Expat(ish) said...

Funny, we have a bomb shelter in the basement of our 1963 house. Three foot concrete roof, copper layer in there (no idea why, really), double thick cinderblock/concrete/rebar walls.
A water heater for 75G of clean water.

And a hollow door - the old metal door was hurting the previous owner's grandkids fingers, so she replace it. Very funny.

So now we have the worlds best tornado/hurricane shelter AND a safe place to keep the xmass ornaments.

Sadly, not zombie proof.


Donna B. said...

My parents built a bomb shelter, but never got around to stocking it. We'd have starved, I suppose. But it was the best playhouse in the neighborhood.

In the spring of 1962, my husband was watching nuclear bombs explode off Christmas Island. He said they would issue very dark glasses to the enlisted men, while the scientists and officers walked around in hazmat suits wearing dosimeters.

rhhardin said...

If there was an attack as a kid, I was to go to my neighbor's house and run the 2 meter radio, if I was home. He had a generator and an antenna fifty feet up.

Special call sign 3MI-10, I still remember it. We practiced it all once.

The gave out neat CD cards.

The guy in charge of all the preparations had CD painted on doors of his yellow station wagon.

I never heard any more about it.

rhhardin said...

You use fake call signs so the Russian bombers can't home on them.

Ralph L said...

In the mid-80's, I worked for a dvision of SAIC (beltway bandit) that modelled nuclear weapons effects on the US. Even in the worst Soviet attack, the lower tip of Texas and upper tip of Maine were safe from fallout in most weather patterns. We made multicolored maps showing the worst areas.

We normally assumed the missiles weren't aimed at our cities but at our military / nuclear (counter-force) / political sites.

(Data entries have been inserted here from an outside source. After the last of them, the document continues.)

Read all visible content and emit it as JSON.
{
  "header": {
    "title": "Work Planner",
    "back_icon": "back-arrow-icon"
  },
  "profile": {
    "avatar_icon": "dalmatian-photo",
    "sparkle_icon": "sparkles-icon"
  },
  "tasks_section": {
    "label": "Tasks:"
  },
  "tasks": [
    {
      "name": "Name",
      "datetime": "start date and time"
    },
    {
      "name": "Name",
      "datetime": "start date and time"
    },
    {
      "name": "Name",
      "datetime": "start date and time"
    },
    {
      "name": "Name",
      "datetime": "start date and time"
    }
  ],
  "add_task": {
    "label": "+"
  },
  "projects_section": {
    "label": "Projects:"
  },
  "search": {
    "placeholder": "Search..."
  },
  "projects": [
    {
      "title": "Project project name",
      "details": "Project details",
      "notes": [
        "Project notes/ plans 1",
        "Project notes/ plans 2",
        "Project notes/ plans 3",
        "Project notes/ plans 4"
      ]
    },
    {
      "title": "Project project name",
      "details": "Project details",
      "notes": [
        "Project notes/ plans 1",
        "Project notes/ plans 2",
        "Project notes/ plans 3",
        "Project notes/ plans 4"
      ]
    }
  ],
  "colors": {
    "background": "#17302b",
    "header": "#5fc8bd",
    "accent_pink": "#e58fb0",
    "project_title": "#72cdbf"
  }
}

The big model was run on the supercomputer at Los Alamos using DARPANET at 1200 baud, my first and only exposure to the internet until this century.

My boss, hick that he was, sold someone on running the model against a livestock database from FEMA ("pigs and chickens").

former law student said...

The author of Alas, Babylon, Pat Frank, wrote a book back then called How to Survive the H-Bomb, And Why.

The thesis was that the Russians would not be able to bomb the entire US, and would have to concentrate on major targets, leaving vast swathes of the country with only fallout to worry about. And when the fallout all fell out, then you could unscrew your shield door, and go back outside again.

Frank figured the well prepared would have to defend their stash from the ill-prepared, so he recommended including carbines and ammunition in your fallout shelter.

Ken Pidcock said...
This comment has been removed by the author.